● **Supplied material**
——————

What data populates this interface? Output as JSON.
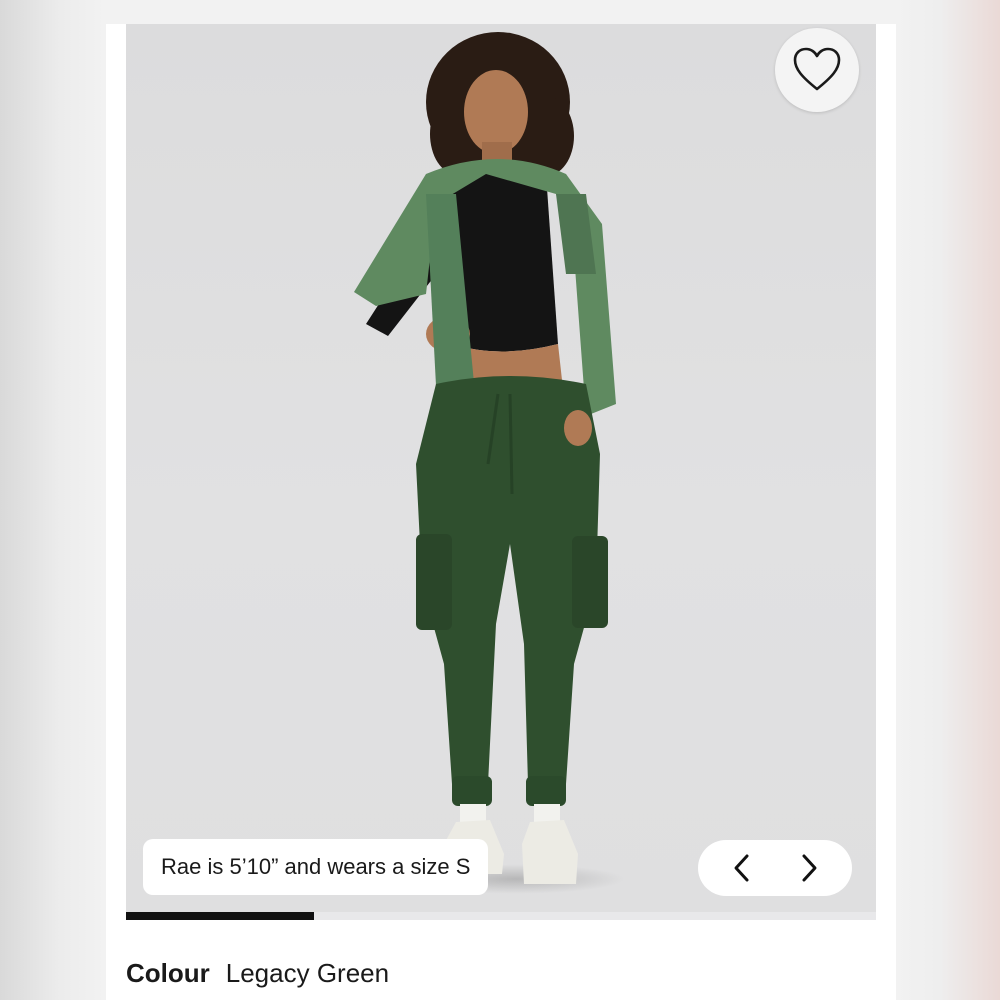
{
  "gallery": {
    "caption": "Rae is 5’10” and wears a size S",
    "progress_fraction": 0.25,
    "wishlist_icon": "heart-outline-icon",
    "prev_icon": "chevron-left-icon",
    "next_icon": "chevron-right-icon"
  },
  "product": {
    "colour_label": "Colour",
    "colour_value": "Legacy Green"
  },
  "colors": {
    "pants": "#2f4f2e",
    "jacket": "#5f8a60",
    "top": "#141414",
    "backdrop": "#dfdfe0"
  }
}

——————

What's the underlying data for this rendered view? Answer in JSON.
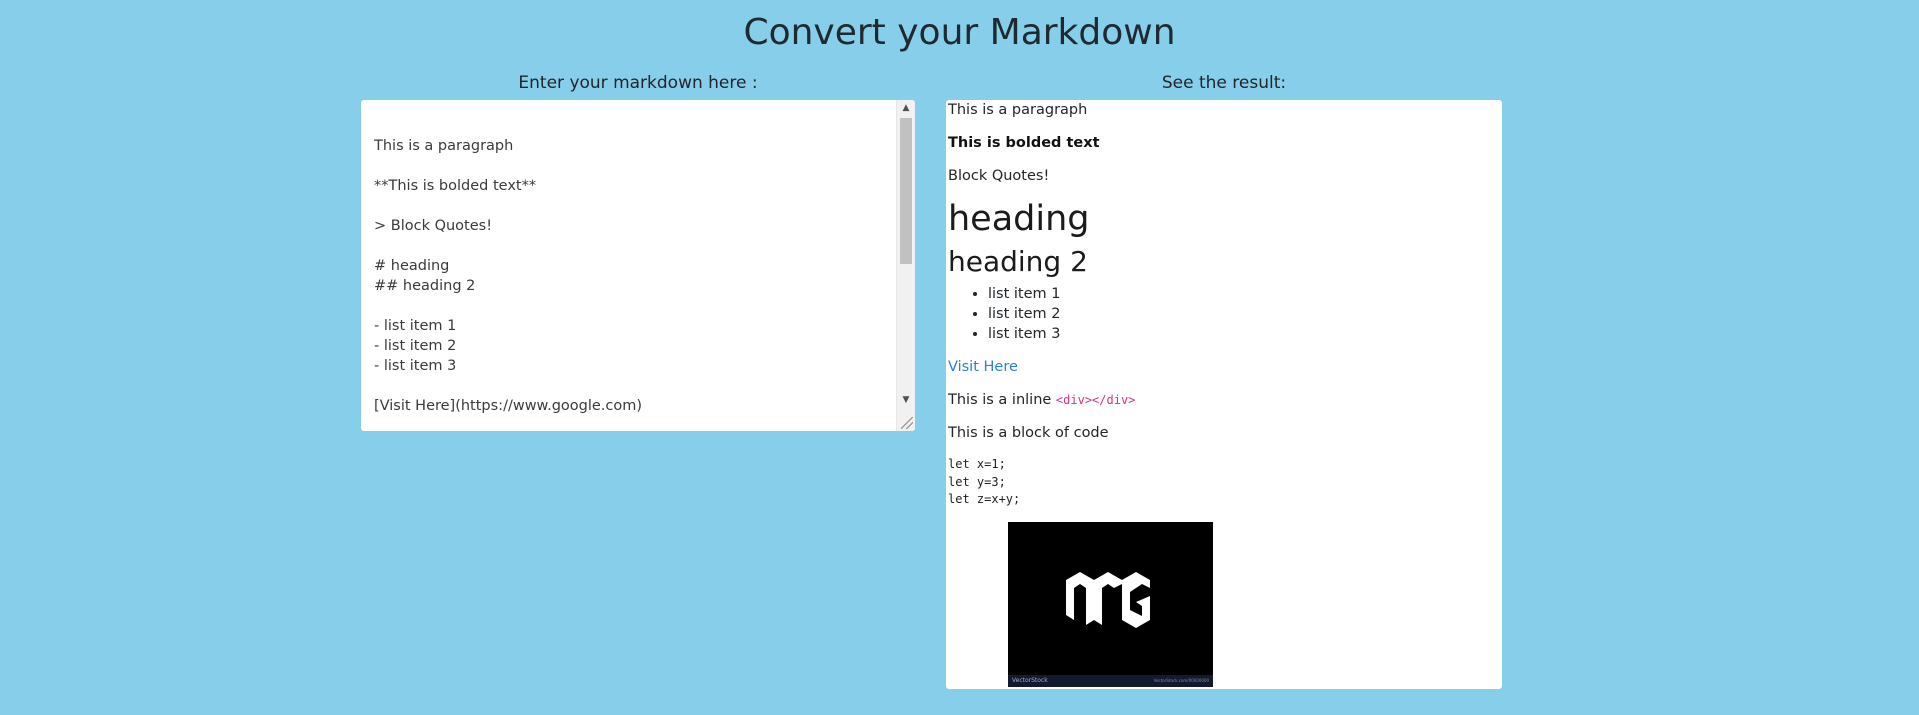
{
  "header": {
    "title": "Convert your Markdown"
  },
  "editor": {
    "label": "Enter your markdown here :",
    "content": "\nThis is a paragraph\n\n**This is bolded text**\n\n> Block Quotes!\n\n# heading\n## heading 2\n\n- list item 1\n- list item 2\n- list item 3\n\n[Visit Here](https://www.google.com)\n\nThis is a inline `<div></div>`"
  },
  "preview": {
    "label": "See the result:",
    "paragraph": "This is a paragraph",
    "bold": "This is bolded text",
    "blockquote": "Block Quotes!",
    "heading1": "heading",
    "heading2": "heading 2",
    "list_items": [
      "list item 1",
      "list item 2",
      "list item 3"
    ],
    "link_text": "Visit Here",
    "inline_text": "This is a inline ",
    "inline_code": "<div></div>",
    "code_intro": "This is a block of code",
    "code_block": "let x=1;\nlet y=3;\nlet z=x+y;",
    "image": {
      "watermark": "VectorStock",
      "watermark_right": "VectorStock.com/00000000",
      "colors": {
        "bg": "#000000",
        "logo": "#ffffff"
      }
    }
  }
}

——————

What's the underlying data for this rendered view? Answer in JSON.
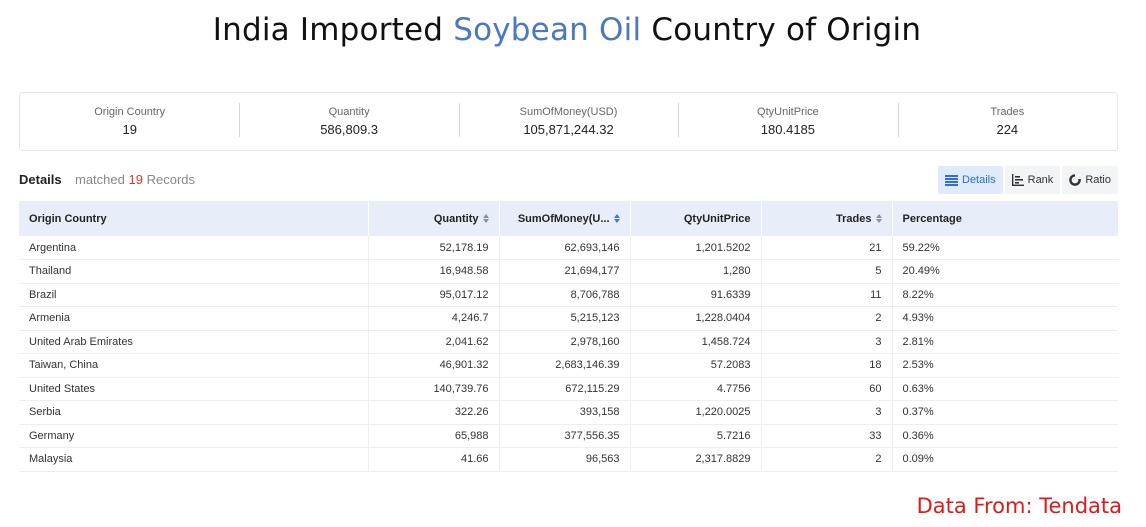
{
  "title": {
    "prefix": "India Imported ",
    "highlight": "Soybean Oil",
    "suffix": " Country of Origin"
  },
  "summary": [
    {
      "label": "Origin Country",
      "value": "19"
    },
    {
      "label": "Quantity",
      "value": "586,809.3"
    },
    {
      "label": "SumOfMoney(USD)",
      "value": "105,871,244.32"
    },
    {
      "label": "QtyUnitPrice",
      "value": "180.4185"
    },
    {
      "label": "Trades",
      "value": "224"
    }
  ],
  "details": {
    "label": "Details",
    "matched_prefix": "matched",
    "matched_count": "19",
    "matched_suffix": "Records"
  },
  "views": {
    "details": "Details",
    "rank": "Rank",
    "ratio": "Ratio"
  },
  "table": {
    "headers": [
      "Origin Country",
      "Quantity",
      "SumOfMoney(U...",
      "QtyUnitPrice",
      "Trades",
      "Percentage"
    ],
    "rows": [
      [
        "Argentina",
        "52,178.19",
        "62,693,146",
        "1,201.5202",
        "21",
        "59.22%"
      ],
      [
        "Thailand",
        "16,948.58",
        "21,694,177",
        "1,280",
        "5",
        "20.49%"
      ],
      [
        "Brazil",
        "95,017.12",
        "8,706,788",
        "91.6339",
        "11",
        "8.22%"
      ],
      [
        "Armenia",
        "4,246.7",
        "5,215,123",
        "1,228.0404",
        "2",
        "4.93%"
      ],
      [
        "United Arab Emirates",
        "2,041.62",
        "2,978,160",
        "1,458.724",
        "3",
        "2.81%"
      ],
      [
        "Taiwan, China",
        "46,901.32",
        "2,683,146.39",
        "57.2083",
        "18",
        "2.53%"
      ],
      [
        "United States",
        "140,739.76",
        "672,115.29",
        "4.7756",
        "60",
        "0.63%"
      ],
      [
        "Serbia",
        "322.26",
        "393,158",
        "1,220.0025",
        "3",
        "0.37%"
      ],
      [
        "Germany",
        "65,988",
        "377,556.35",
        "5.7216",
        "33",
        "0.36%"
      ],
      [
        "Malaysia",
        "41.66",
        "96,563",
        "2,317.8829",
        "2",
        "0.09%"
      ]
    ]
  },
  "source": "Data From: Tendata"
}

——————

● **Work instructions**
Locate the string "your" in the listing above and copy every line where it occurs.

● **Solution for this task**
    "title": "Convert your Markdown"
    "label": "Enter your markdown here :",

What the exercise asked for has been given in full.